Zemin Zhang, Jason K. Cooper
Artificial photosynthesis, which converts carbon dioxide and water to valuable chemical fuels by storage of solar energy in chemical bonds, is an approach to respond the growing global energy demand while combating climate change. Photocathodes made from p-type semiconductors supply photogenerated electrons and catalytically active sites. An ideal p-type material should meet the requirements of: ideal bandgap, correctly aligned band energetics, good photovoltage, and excellent stability. The search for promising new materials has uncovered cooper-based ternary oxides as potential candidates. Among these materials, CuBi2O4, has been demonstrated with a low bandgap, suitable conduction band minimum, good stability, and a large photovoltage around 1 V. However, the practical performance is only several percent of the theoretical maximum. The path to realizing efficiency improvements begins with a fundamental understanding of the electronic structure and optical properties.
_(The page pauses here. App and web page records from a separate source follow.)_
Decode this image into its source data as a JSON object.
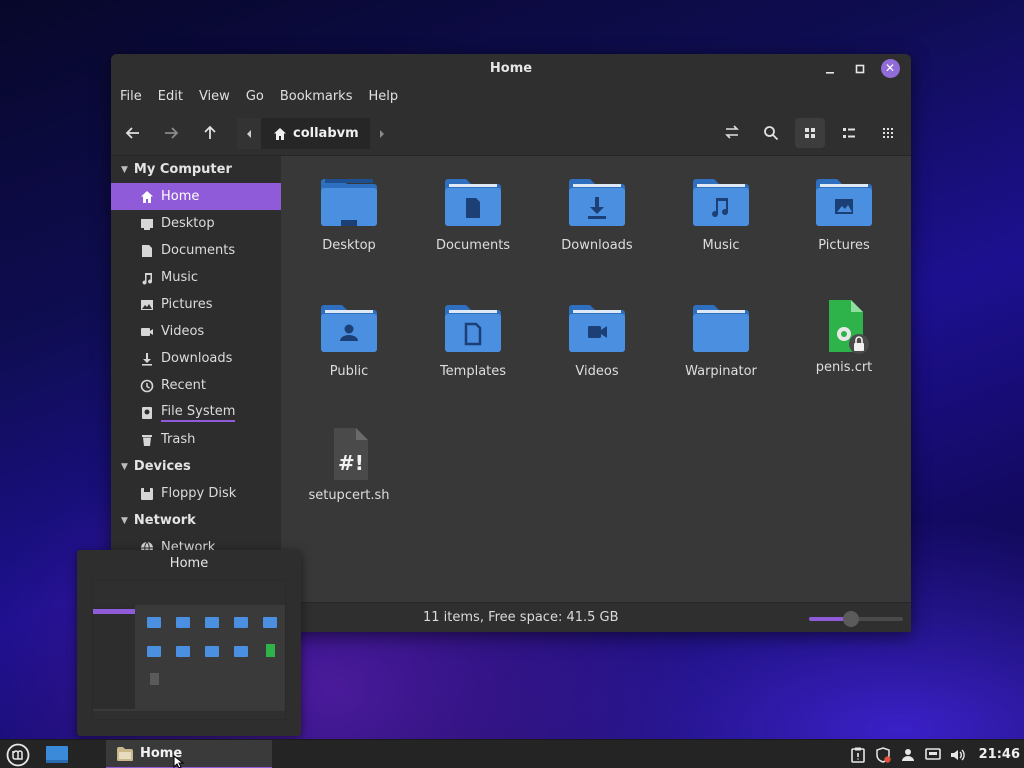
{
  "window": {
    "title": "Home"
  },
  "menu": [
    "File",
    "Edit",
    "View",
    "Go",
    "Bookmarks",
    "Help"
  ],
  "location": {
    "current": "collabvm"
  },
  "sidebar": {
    "sections": [
      {
        "title": "My Computer",
        "items": [
          {
            "label": "Home",
            "icon": "home-icon",
            "active": true
          },
          {
            "label": "Desktop",
            "icon": "desktop-icon"
          },
          {
            "label": "Documents",
            "icon": "document-icon"
          },
          {
            "label": "Music",
            "icon": "music-icon"
          },
          {
            "label": "Pictures",
            "icon": "picture-icon"
          },
          {
            "label": "Videos",
            "icon": "video-icon"
          },
          {
            "label": "Downloads",
            "icon": "download-icon"
          },
          {
            "label": "Recent",
            "icon": "recent-icon"
          },
          {
            "label": "File System",
            "icon": "drive-icon"
          },
          {
            "label": "Trash",
            "icon": "trash-icon"
          }
        ]
      },
      {
        "title": "Devices",
        "items": [
          {
            "label": "Floppy Disk",
            "icon": "floppy-icon"
          }
        ]
      },
      {
        "title": "Network",
        "items": [
          {
            "label": "Network",
            "icon": "network-icon"
          }
        ]
      }
    ]
  },
  "files": [
    {
      "name": "Desktop",
      "type": "folder",
      "emblem": "desktop"
    },
    {
      "name": "Documents",
      "type": "folder",
      "emblem": "document"
    },
    {
      "name": "Downloads",
      "type": "folder",
      "emblem": "download"
    },
    {
      "name": "Music",
      "type": "folder",
      "emblem": "music"
    },
    {
      "name": "Pictures",
      "type": "folder",
      "emblem": "picture"
    },
    {
      "name": "Public",
      "type": "folder",
      "emblem": "person"
    },
    {
      "name": "Templates",
      "type": "folder",
      "emblem": "template"
    },
    {
      "name": "Videos",
      "type": "folder",
      "emblem": "video"
    },
    {
      "name": "Warpinator",
      "type": "folder",
      "emblem": ""
    },
    {
      "name": "penis.crt",
      "type": "certificate"
    },
    {
      "name": "setupcert.sh",
      "type": "script"
    }
  ],
  "status": {
    "text": "11 items, Free space: 41.5 GB",
    "zoom_fraction": 0.45
  },
  "preview": {
    "title": "Home"
  },
  "taskbar": {
    "window_label": "Home",
    "clock": "21:46"
  },
  "colors": {
    "accent": "#8f5bd9",
    "folder": "#4a8fe0",
    "folder_tab": "#3a79cc"
  }
}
Herein, we investigate the optoelectronic properties of p-type copper bismuth oxide through the synergy of DFT modeling and a variety of experimental characterization methods including for example: x-ray spectroscopy, time-resolved optical spectroscopy, photothermal deflection spectroscopy, and ellipsometry. In this talk, we will discuss the orbital character of the valance and conduction bands, the related electronic transitions making up the optical absorption, photocarrier dynamics, defects both in bulk and surface, and the limited diffusion length. The unification of the variety of characterization techniques provides a complete view of the material optoelectronic structure enabling a deeper understanding of its emergent properties. Informed by the electronic structure, we will discuss opportunities to improve performance limitations by structural modification.